BEGIN Input data

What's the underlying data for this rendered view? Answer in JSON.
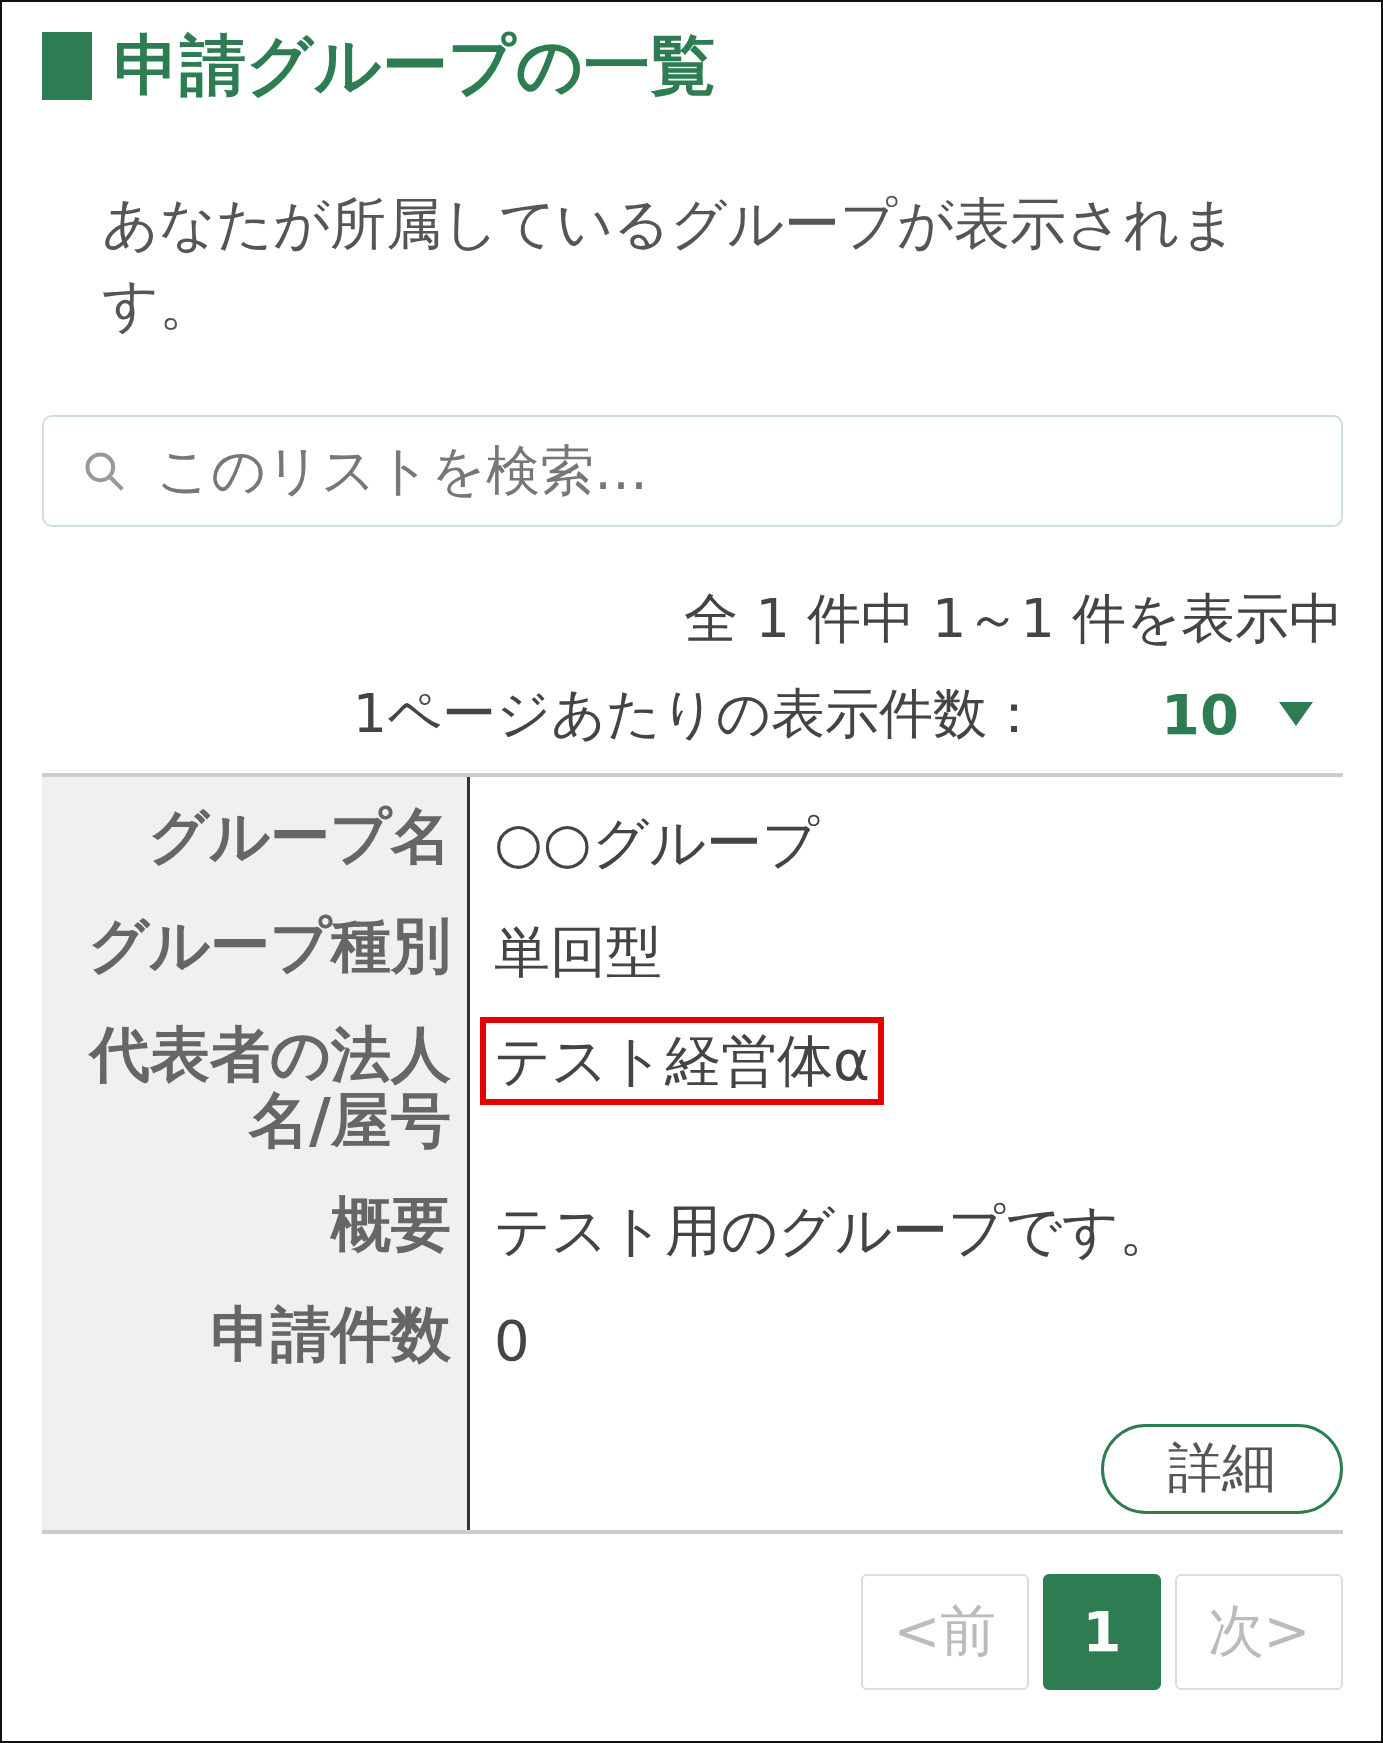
{
  "title": "申請グループの一覧",
  "description": "あなたが所属しているグループが表示されます。",
  "search": {
    "placeholder": "このリストを検索…"
  },
  "summary": "全 1 件中 1～1 件を表示中",
  "per_page": {
    "label": "1ページあたりの表示件数：",
    "value": "10"
  },
  "record": {
    "fields": [
      {
        "label": "グループ名",
        "value": "○○グループ",
        "highlighted": false
      },
      {
        "label": "グループ種別",
        "value": "単回型",
        "highlighted": false
      },
      {
        "label": "代表者の法人名/屋号",
        "value": "テスト経営体α",
        "highlighted": true
      },
      {
        "label": "概要",
        "value": "テスト用のグループです。",
        "highlighted": false
      },
      {
        "label": "申請件数",
        "value": "0",
        "highlighted": false
      }
    ],
    "button": "詳細"
  },
  "pagination": [
    {
      "label": "<前",
      "selected": false,
      "disabled": true
    },
    {
      "label": "1",
      "selected": true,
      "disabled": false
    },
    {
      "label": "次>",
      "selected": false,
      "disabled": true
    }
  ]
}
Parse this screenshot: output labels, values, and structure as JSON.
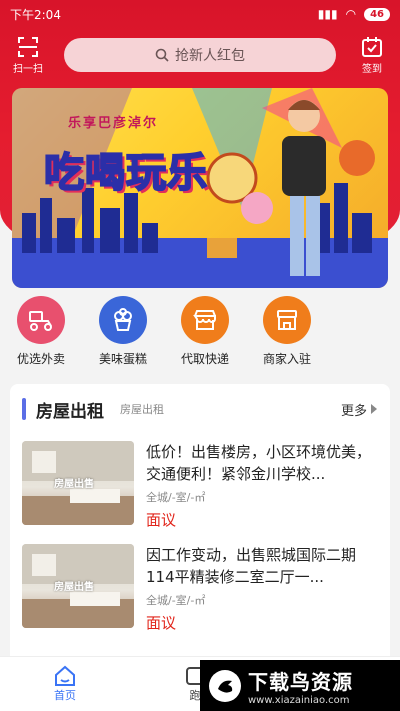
{
  "statusbar": {
    "time": "下午2:04",
    "battery": "46"
  },
  "topbar": {
    "scan_label": "扫一扫",
    "search_placeholder": "抢新人红包",
    "signin_label": "签到"
  },
  "banner": {
    "slogan": "乐享巴彦淖尔",
    "headline": "吃喝玩乐"
  },
  "quicknav": [
    {
      "label": "优选外卖",
      "icon": "delivery-scooter-icon",
      "color": "#e8506e"
    },
    {
      "label": "美味蛋糕",
      "icon": "cake-icon",
      "color": "#3a66d8"
    },
    {
      "label": "代取快递",
      "icon": "storefront-icon",
      "color": "#f07d1b"
    },
    {
      "label": "商家入驻",
      "icon": "shop-icon",
      "color": "#f07d1b"
    }
  ],
  "section": {
    "title": "房屋出租",
    "subtitle": "房屋出租",
    "more": "更多"
  },
  "listings": [
    {
      "thumb_label": "房屋出售",
      "title": "低价！出售楼房，小区环境优美，交通便利！紧邻金川学校...",
      "meta": "全城/-室/-㎡",
      "price": "面议"
    },
    {
      "thumb_label": "房屋出售",
      "title": "因工作变动，出售熙城国际二期114平精装修二室二厅一...",
      "meta": "全城/-室/-㎡",
      "price": "面议"
    }
  ],
  "tabbar": {
    "home": "首页",
    "run": "跑"
  },
  "watermark": {
    "title": "下载鸟资源",
    "url": "www.xiazainiao.com"
  }
}
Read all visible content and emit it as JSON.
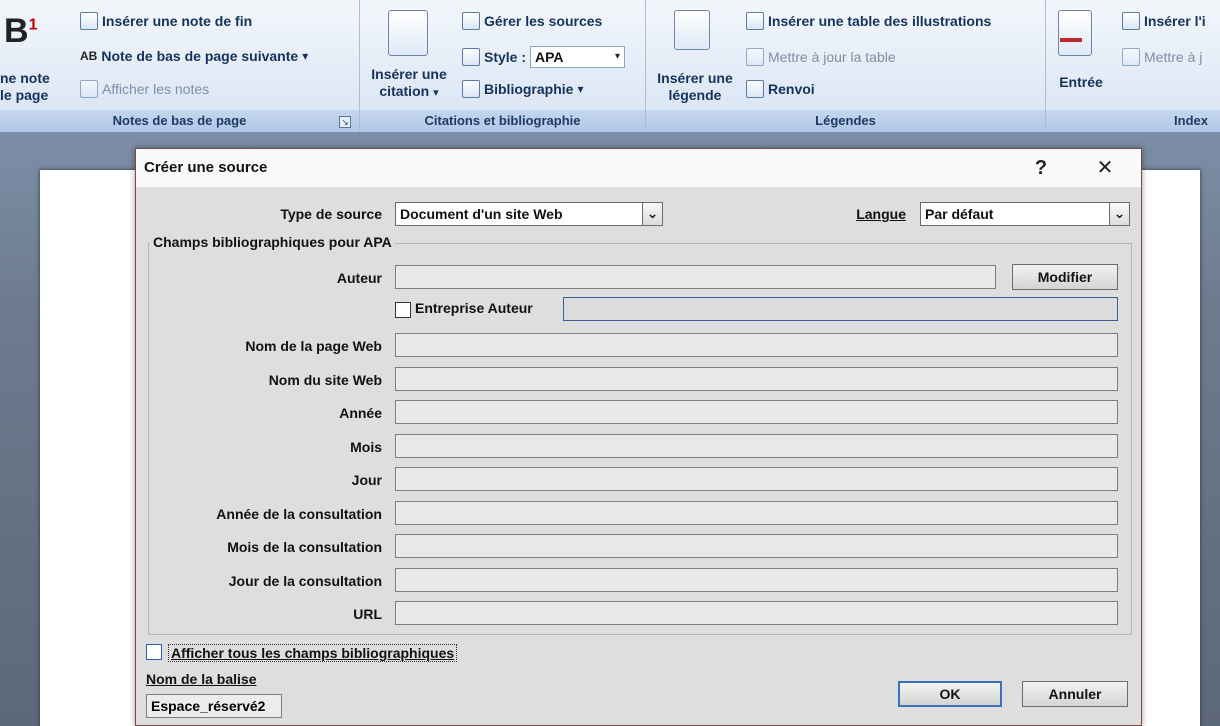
{
  "ribbon": {
    "footnotes": {
      "insert_footnote_label_1": "ne note",
      "insert_footnote_label_2": "le page",
      "insert_endnote": "Insérer une note de fin",
      "next_footnote": "Note de bas de page suivante",
      "show_notes": "Afficher les notes",
      "group_label": "Notes de bas de page",
      "ab_glyph": "AB",
      "launcher_glyph": "↘"
    },
    "citations": {
      "insert_citation_1": "Insérer une",
      "insert_citation_2": "citation",
      "manage_sources": "Gérer les sources",
      "style_label": "Style :",
      "style_value": "APA",
      "bibliography": "Bibliographie",
      "group_label": "Citations et bibliographie"
    },
    "captions": {
      "insert_caption_1": "Insérer une",
      "insert_caption_2": "légende",
      "insert_table_of_figures": "Insérer une table des illustrations",
      "update_table": "Mettre à jour la table",
      "cross_reference": "Renvoi",
      "group_label": "Légendes"
    },
    "index": {
      "mark_entry": "Entrée",
      "insert_index": "Insérer l'i",
      "update_index": "Mettre à j",
      "group_label": "Index"
    },
    "glyphs": {
      "big_b": "B",
      "superscript_1": "1",
      "dropdown_arrow": "▾"
    }
  },
  "dialog": {
    "title": "Créer une source",
    "help_glyph": "?",
    "close_glyph": "✕",
    "source_type_label": "Type de source",
    "source_type_value": "Document d'un site Web",
    "language_label": "Langue",
    "language_value": "Par défaut",
    "fields_legend": "Champs bibliographiques pour APA",
    "author_label": "Auteur",
    "edit_button": "Modifier",
    "corporate_author_label": "Entreprise Auteur",
    "fields": [
      {
        "label": "Nom de la page Web",
        "value": ""
      },
      {
        "label": "Nom du site Web",
        "value": ""
      },
      {
        "label": "Année",
        "value": ""
      },
      {
        "label": "Mois",
        "value": ""
      },
      {
        "label": "Jour",
        "value": ""
      },
      {
        "label": "Année de la consultation",
        "value": ""
      },
      {
        "label": "Mois de la consultation",
        "value": ""
      },
      {
        "label": "Jour de la consultation",
        "value": ""
      },
      {
        "label": "URL",
        "value": ""
      }
    ],
    "show_all_fields_label": "Afficher tous les champs bibliographiques",
    "tag_name_label": "Nom de la balise",
    "tag_name_value": "Espace_réservé2",
    "ok_button": "OK",
    "cancel_button": "Annuler",
    "combo_arrow": "⌄"
  },
  "colors": {
    "ribbon_text": "#15325e",
    "primary_border": "#3d6fbf",
    "checkbox_focus": "#2f5fb5"
  }
}
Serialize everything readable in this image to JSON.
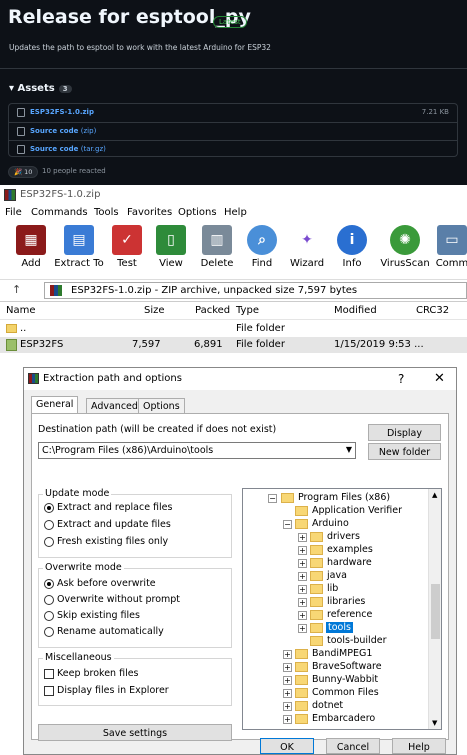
{
  "github": {
    "title": "Release for esptool_py",
    "badge": "Latest",
    "description": "Updates the path to esptool to work with the latest Arduino for ESP32",
    "assets_label": "Assets",
    "assets_count": "3",
    "assets": [
      {
        "name": "ESP32FS-1.0.zip",
        "suffix": "",
        "size": "7.21 KB"
      },
      {
        "name": "Source code",
        "suffix": "(zip)",
        "size": ""
      },
      {
        "name": "Source code",
        "suffix": "(tar.gz)",
        "size": ""
      }
    ],
    "reaction_count": "10",
    "reaction_text": "10 people reacted"
  },
  "winrar": {
    "title": "ESP32FS-1.0.zip",
    "menu": [
      "File",
      "Commands",
      "Tools",
      "Favorites",
      "Options",
      "Help"
    ],
    "toolbar": [
      "Add",
      "Extract To",
      "Test",
      "View",
      "Delete",
      "Find",
      "Wizard",
      "Info",
      "VirusScan",
      "Comm"
    ],
    "address": "ESP32FS-1.0.zip - ZIP archive, unpacked size 7,597 bytes",
    "columns": [
      "Name",
      "Size",
      "Packed",
      "Type",
      "Modified",
      "CRC32"
    ],
    "rows": [
      {
        "name": "..",
        "size": "",
        "packed": "",
        "type": "File folder",
        "modified": ""
      },
      {
        "name": "ESP32FS",
        "size": "7,597",
        "packed": "6,891",
        "type": "File folder",
        "modified": "1/15/2019 9:53 ..."
      }
    ]
  },
  "dialog": {
    "title": "Extraction path and options",
    "help_q": "?",
    "close": "✕",
    "tabs": [
      "General",
      "Advanced",
      "Options"
    ],
    "dest_label": "Destination path (will be created if does not exist)",
    "dest_value": "C:\\Program Files (x86)\\Arduino\\tools",
    "display_btn": "Display",
    "new_folder_btn": "New folder",
    "update_mode": {
      "title": "Update mode",
      "options": [
        "Extract and replace files",
        "Extract and update files",
        "Fresh existing files only"
      ],
      "selected": 0
    },
    "overwrite_mode": {
      "title": "Overwrite mode",
      "options": [
        "Ask before overwrite",
        "Overwrite without prompt",
        "Skip existing files",
        "Rename automatically"
      ],
      "selected": 0
    },
    "misc": {
      "title": "Miscellaneous",
      "options": [
        "Keep broken files",
        "Display files in Explorer"
      ]
    },
    "save_btn": "Save settings",
    "tree": [
      "Program Files (x86)",
      "Application Verifier",
      "Arduino",
      "drivers",
      "examples",
      "hardware",
      "java",
      "lib",
      "libraries",
      "reference",
      "tools",
      "tools-builder",
      "BandiMPEG1",
      "BraveSoftware",
      "Bunny-Wabbit",
      "Common Files",
      "dotnet",
      "Embarcadero"
    ],
    "ok_btn": "OK",
    "cancel_btn": "Cancel",
    "help_btn": "Help"
  }
}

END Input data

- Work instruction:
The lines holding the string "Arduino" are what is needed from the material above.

- Answer to this exercise:
    "description": "Updates the path to esptool to work with the latest Arduino for ESP32",
    "dest_value": "C:\\Program Files (x86)\\Arduino\\tools",
      "Arduino",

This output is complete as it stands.